He said he had received emails from a number of people who were “facing disciplinary or potential docking of wages”.
He added: “Now that’s just simply not an acceptable situation, when the government and the police and other agencies joined together to give very crisp, very clear advice.”
Asked what action Mr Yousaf might take against employers, he responded: “I don’t know the legal position, but it will clearly be part of the debrief that we have after we pass through the yellow weather warning, which is late Monday night.”
The minister said the process would involve “talking to employers and having that dialogue with them, and internally looking at what powers we have is clearly part of the discussion we’re going to have”.

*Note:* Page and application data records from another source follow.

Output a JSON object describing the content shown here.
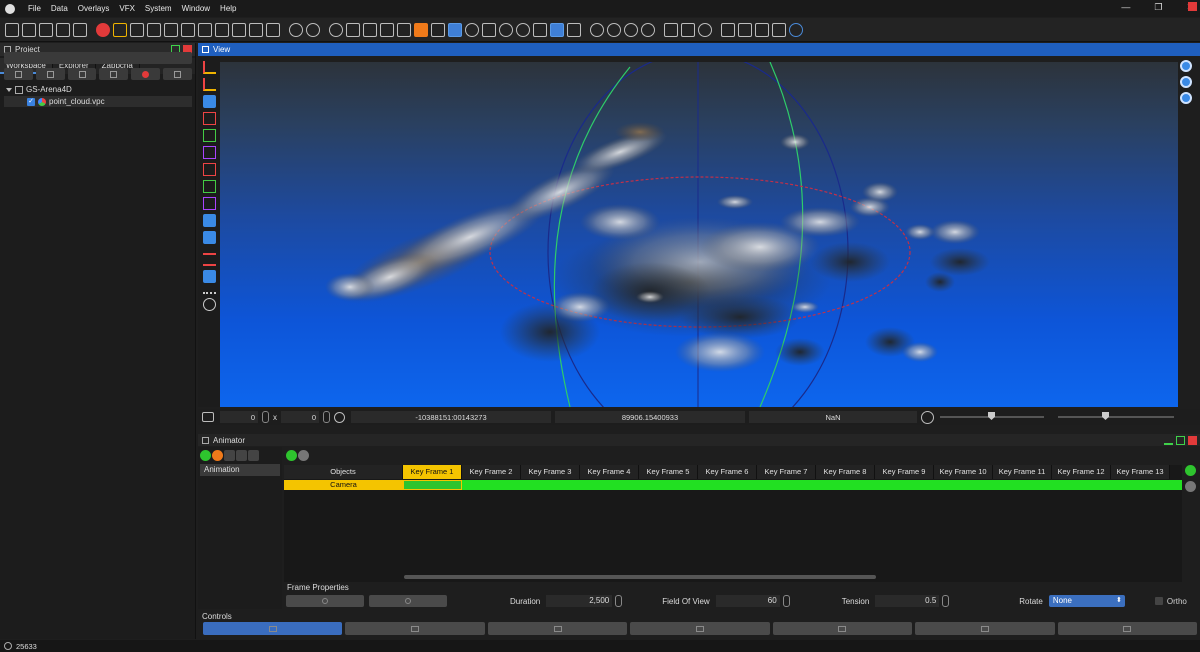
{
  "menubar": {
    "items": [
      "File",
      "Data",
      "Overlays",
      "VFX",
      "System",
      "Window",
      "Help"
    ],
    "window_controls": [
      "—",
      "❐",
      "✕"
    ]
  },
  "project": {
    "title": "Project",
    "tabs": [
      "Workspace",
      "Explorer",
      "Zappcha"
    ],
    "active_tab": "Workspace",
    "tree": {
      "root": "GS-Arena4D",
      "child": "point_cloud.vpc",
      "child_checked": true
    }
  },
  "view": {
    "title": "View",
    "status": {
      "x_value": "0",
      "x_label": "x",
      "y_value": "0",
      "coord_a": "-10388151:00143273",
      "coord_b": "89906.15400933",
      "coord_c": "NaN"
    }
  },
  "animator": {
    "title": "Animator",
    "list_item": "Animation",
    "columns": [
      "Objects",
      "Key Frame 1",
      "Key Frame 2",
      "Key Frame 3",
      "Key Frame 4",
      "Key Frame 5",
      "Key Frame 6",
      "Key Frame 7",
      "Key Frame 8",
      "Key Frame 9",
      "Key Frame 10",
      "Key Frame 11",
      "Key Frame 12",
      "Key Frame 13"
    ],
    "row_object": "Camera",
    "frame_properties": {
      "label": "Frame Properties",
      "duration_label": "Duration",
      "duration_value": "2,500",
      "fov_label": "Field Of View",
      "fov_value": "60",
      "tension_label": "Tension",
      "tension_value": "0.5",
      "rotate_label": "Rotate",
      "rotate_value": "None",
      "ortho_label": "Ortho"
    },
    "controls_label": "Controls"
  },
  "footer": {
    "count": "25633"
  },
  "colors": {
    "accent": "#1f5fbf",
    "keyframe": "#f4c400",
    "track": "#22e022",
    "close": "#e23a3a"
  }
}
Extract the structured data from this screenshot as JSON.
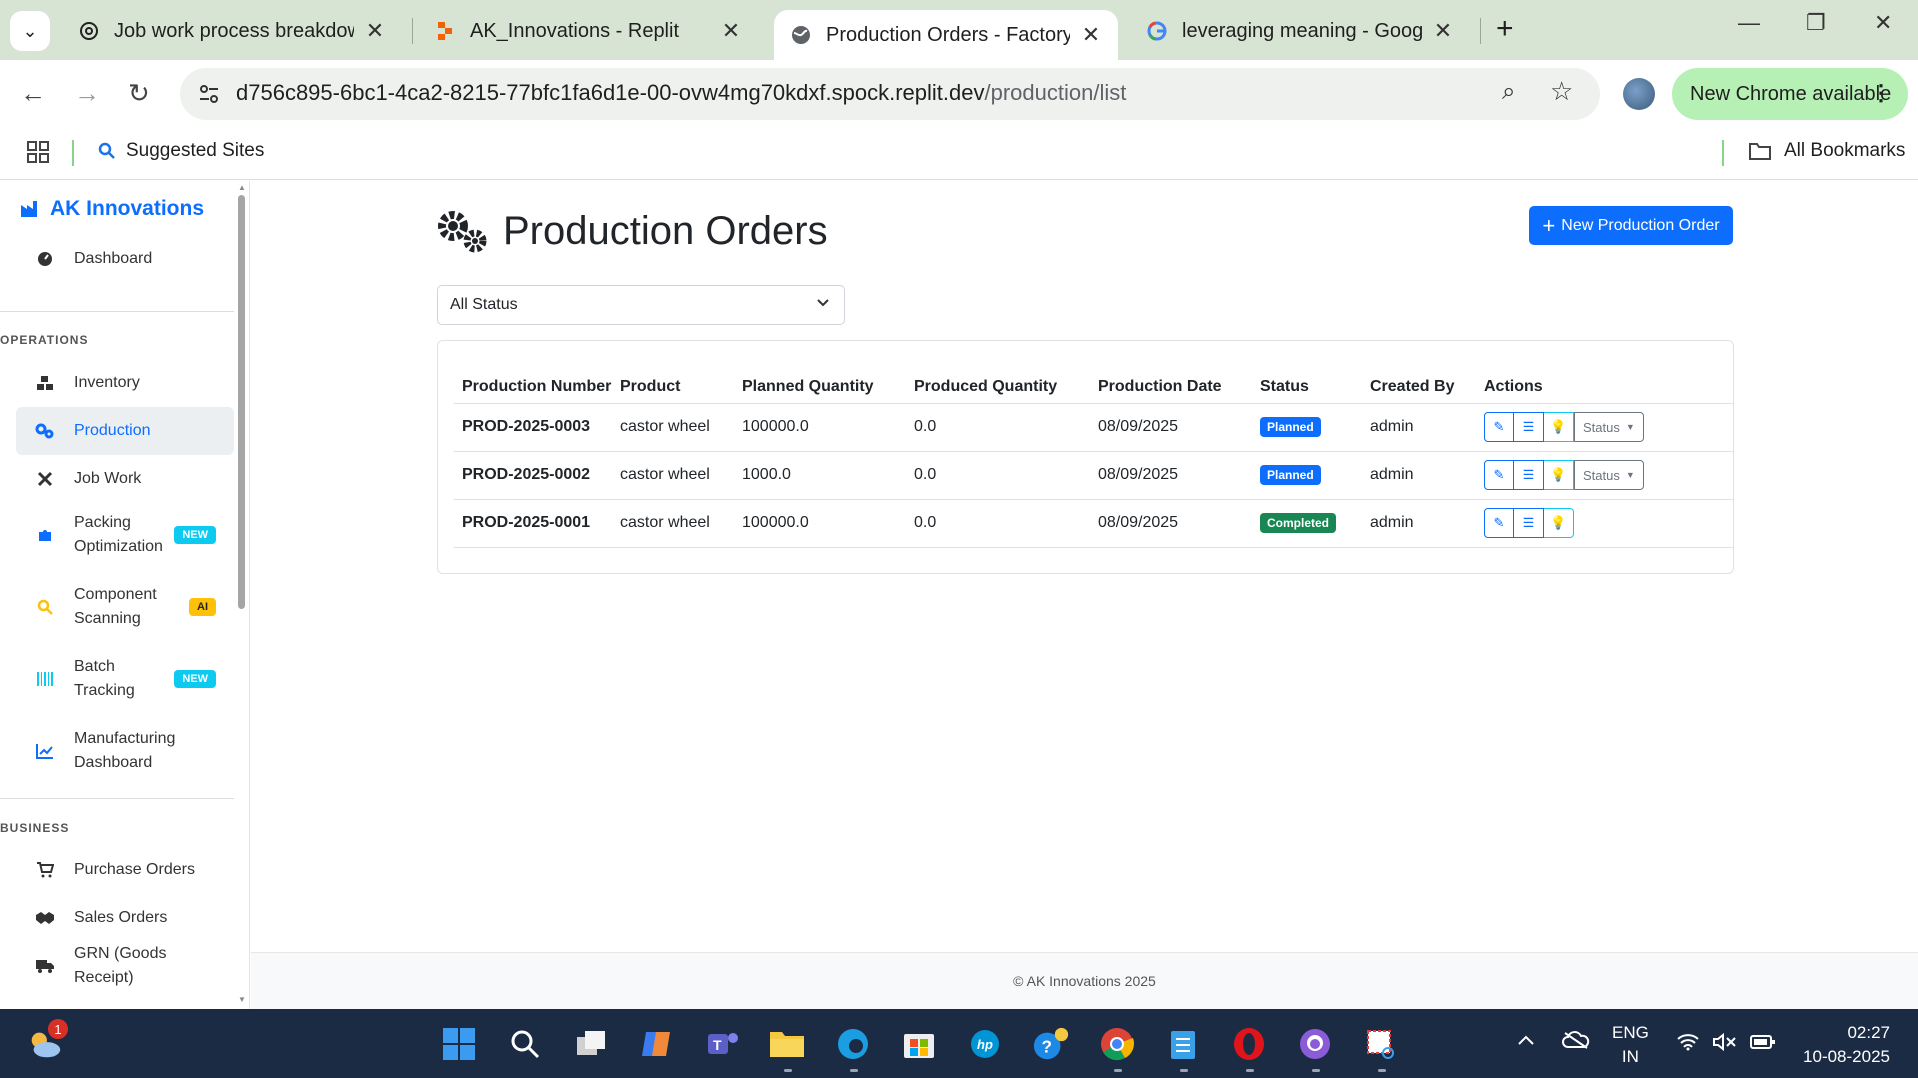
{
  "browser": {
    "tabs": [
      {
        "title": "Job work process breakdown",
        "favicon": "openai-icon"
      },
      {
        "title": "AK_Innovations - Replit",
        "favicon": "replit-icon"
      },
      {
        "title": "Production Orders - Factory Ma",
        "favicon": "globe-icon",
        "active": true
      },
      {
        "title": "leveraging meaning - Google S",
        "favicon": "google-icon"
      }
    ],
    "url_host": "d756c895-6bc1-4ca2-8215-77bfc1fa6d1e-00-ovw4mg70kdxf.spock.replit.dev",
    "url_path": "/production/list",
    "update_label": "New Chrome available",
    "bookmarks": {
      "suggested": "Suggested Sites",
      "all": "All Bookmarks"
    }
  },
  "sidebar": {
    "brand": "AK Innovations",
    "dashboard": "Dashboard",
    "section_operations": "OPERATIONS",
    "items_ops": [
      {
        "label": "Inventory",
        "icon": "boxes-icon"
      },
      {
        "label": "Production",
        "icon": "gears-icon",
        "active": true
      },
      {
        "label": "Job Work",
        "icon": "tools-icon"
      },
      {
        "label": "Packing Optimization",
        "icon": "puzzle-icon",
        "badge": "NEW"
      },
      {
        "label": "Component Scanning",
        "icon": "search-icon",
        "badge": "AI"
      },
      {
        "label": "Batch Tracking",
        "icon": "barcode-icon",
        "badge": "NEW"
      },
      {
        "label": "Manufacturing Dashboard",
        "icon": "chart-line-icon"
      }
    ],
    "section_business": "BUSINESS",
    "items_business": [
      {
        "label": "Purchase Orders",
        "icon": "cart-icon"
      },
      {
        "label": "Sales Orders",
        "icon": "handshake-icon"
      },
      {
        "label": "GRN (Goods Receipt)",
        "icon": "truck-icon"
      }
    ]
  },
  "main": {
    "title": "Production Orders",
    "new_button": "New Production Order",
    "filter_value": "All Status",
    "columns": [
      "Production Number",
      "Product",
      "Planned Quantity",
      "Produced Quantity",
      "Production Date",
      "Status",
      "Created By",
      "Actions"
    ],
    "rows": [
      {
        "number": "PROD-2025-0003",
        "product": "castor wheel",
        "planned": "100000.0",
        "produced": "0.0",
        "date": "08/09/2025",
        "status": "Planned",
        "created_by": "admin",
        "status_menu": "Status"
      },
      {
        "number": "PROD-2025-0002",
        "product": "castor wheel",
        "planned": "1000.0",
        "produced": "0.0",
        "date": "08/09/2025",
        "status": "Planned",
        "created_by": "admin",
        "status_menu": "Status"
      },
      {
        "number": "PROD-2025-0001",
        "product": "castor wheel",
        "planned": "100000.0",
        "produced": "0.0",
        "date": "08/09/2025",
        "status": "Completed",
        "created_by": "admin"
      }
    ],
    "footer": "© AK Innovations 2025"
  },
  "taskbar": {
    "weather_badge": "1",
    "lang_top": "ENG",
    "lang_bottom": "IN",
    "time": "02:27",
    "date": "10-08-2025"
  },
  "colors": {
    "primary": "#0d6efd",
    "planned": "#0d6efd",
    "completed": "#198754",
    "badge_new": "#0dcaf0",
    "badge_ai": "#ffc107"
  }
}
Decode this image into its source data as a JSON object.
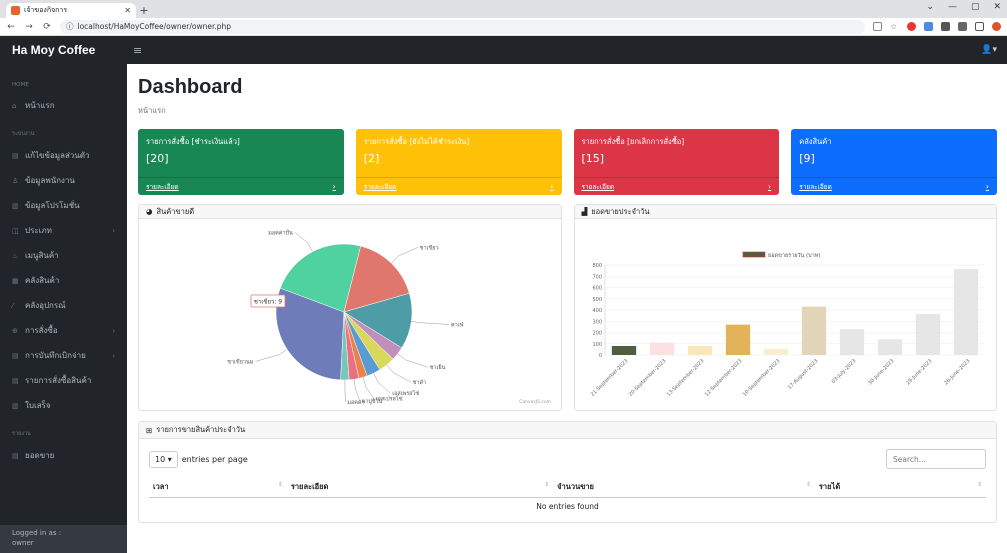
{
  "browser": {
    "tab_title": "เจ้าของกิจการ",
    "url": "localhost/HaMoyCoffee/owner/owner.php"
  },
  "brand": "Ha Moy Coffee",
  "sidebar": {
    "heading_home": "HOME",
    "heading_system": "ระบบงาน",
    "heading_report": "รายงาน",
    "items": [
      {
        "label": "หน้าแรก"
      },
      {
        "label": "แก้ไขข้อมูลส่วนตัว"
      },
      {
        "label": "ข้อมูลพนักงาน"
      },
      {
        "label": "ข้อมูลโปรโมชั่น"
      },
      {
        "label": "ประเภท"
      },
      {
        "label": "เมนูสินค้า"
      },
      {
        "label": "คลังสินค้า"
      },
      {
        "label": "คลังอุปกรณ์"
      },
      {
        "label": "การสั่งซื้อ"
      },
      {
        "label": "การบันทึกเบิกจ่าย"
      },
      {
        "label": "รายการสั่งซื้อสินค้า"
      },
      {
        "label": "ใบเสร็จ"
      },
      {
        "label": "ยอดขาย"
      }
    ],
    "footer_label": "Logged in as :",
    "footer_user": "owner"
  },
  "main": {
    "title": "Dashboard",
    "breadcrumb": "หน้าแรก"
  },
  "cards": [
    {
      "title": "รายการสั่งซื้อ [ชำระเงินแล้ว]",
      "value": "[20]",
      "link": "รายละเอียด",
      "color": "#198754"
    },
    {
      "title": "รายการสั่งซื้อ [ยังไม่ได้ชำระเงิน]",
      "value": "[2]",
      "link": "รายละเอียด",
      "color": "#ffc107"
    },
    {
      "title": "รายการสั่งซื้อ [ยกเลิกการสั่งซื้อ]",
      "value": "[15]",
      "link": "รายละเอียด",
      "color": "#dc3545"
    },
    {
      "title": "คลังสินค้า",
      "value": "[9]",
      "link": "รายละเอียด",
      "color": "#0d6efd"
    }
  ],
  "pie_panel": {
    "title": "สินค้าขายดี",
    "tooltip": "ชาเขียว: 9",
    "credit": "CanvasJS.com"
  },
  "bar_panel": {
    "title": "ยอดขายประจำวัน"
  },
  "chart_data": [
    {
      "type": "pie",
      "title": "สินค้าขายดี",
      "slices": [
        {
          "label": "ชาเขียวนม",
          "value": 9,
          "color": "#6f7cba"
        },
        {
          "label": "มอคค่าปั่น",
          "value": 7,
          "color": "#4fd1a0"
        },
        {
          "label": "ชาเขียว",
          "value": 5,
          "color": "#e0776c"
        },
        {
          "label": "คาเฟ่",
          "value": 4,
          "color": "#4e9ca6"
        },
        {
          "label": "ชาเย็น",
          "value": 1,
          "color": "#c28fbd"
        },
        {
          "label": "ชาดำ",
          "value": 1.2,
          "color": "#d8d85a"
        },
        {
          "label": "เอสเพรสโซ่",
          "value": 1,
          "color": "#5a9bd4"
        },
        {
          "label": "เอสเปรสโซ่",
          "value": 0.6,
          "color": "#e8834a"
        },
        {
          "label": "คาปูชิโน",
          "value": 0.7,
          "color": "#ea6f83"
        },
        {
          "label": "มอคค่า",
          "value": 0.6,
          "color": "#74c7bb"
        }
      ]
    },
    {
      "type": "bar",
      "title": "ยอดขายประจำวัน",
      "legend": "ยอดขายรายวัน (บาท)",
      "ylim": [
        0,
        800
      ],
      "yticks": [
        0,
        100,
        200,
        300,
        400,
        500,
        600,
        700,
        800
      ],
      "categories": [
        "21-September-2023",
        "20-September-2023",
        "13-September-2023",
        "12-September-2023",
        "10-September-2023",
        "17-August-2023",
        "03-July-2023",
        "30-June-2023",
        "29-June-2023",
        "26-June-2023"
      ],
      "values": [
        80,
        110,
        80,
        270,
        55,
        430,
        230,
        140,
        365,
        765
      ],
      "colors": [
        "#4f5f3f",
        "#fbe1e1",
        "#f9e7b8",
        "#e3b35c",
        "#fbedd0",
        "#e3d6b8",
        "#e6e6e6",
        "#e6e6e6",
        "#e6e6e6",
        "#e6e6e6"
      ]
    }
  ],
  "table_panel": {
    "title": "รายการขายสินค้าประจำวัน",
    "page_size": "10",
    "entries_label": "entries per page",
    "search_placeholder": "Search...",
    "columns": [
      "เวลา",
      "รายละเอียด",
      "จำนวนขาย",
      "รายได้"
    ],
    "empty": "No entries found"
  }
}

Meanwhile, the Met Office currently has two yellow severe weather warnings in place, including for snow and ice across a large area of central and eastern Scotland until Monday night.
A second warning for ice in parts of north-east England and Northern Ireland is in force until 11:00 GMT on Monday.
The Met Office has also issued a third yellow warning of snow and ice for Tuesday covering northern Scotland.
The three flood warnings are in coastal parts of south-west and north-east England and are because of high tides, rather than thawing snow.
ScotRail said on Sunday morning: “A massive thank you to everyone at the ScotRail Alliance that worked tirelessly day and night to get Scotland’s railway back up and running.”
Virgin Trains still has no services running between Carlisle and Scotland on the west coast main line and said it did not expect services to resume on Sunday. It is offering a limited replacement bus service.
On the east coast route, Virgin said it hoped to run a “near-normal Sunday timetable” but passengers were urged to travel only if necessary as trains would be busy.
On Saturday, communities answered a call from the Scottish government to work together to clear local areas.
“Armies” of parent volunteers have been mobilised to try to get schools ready for Monday morning.
Many schools contacted parents via social media asking for help to clear paths and playgrounds to make them safe for pupils to return.
Hundreds of thousands of children have not been in the classroom since Tuesday due to extreme weather.
Parents and teachers have already been working to clean up snow from school grounds to allow them to reopen on Monday.
Other schools posted appeals for volunteers to gather at specific times to get grounds cleared.
Most councils who were forced to close schools last week were aiming to reopen facilities after the weekend, weather depending.
The Scottish government has also opened the Bellwin Scheme, set up to help councils who face large costs from damage due to the severe weather.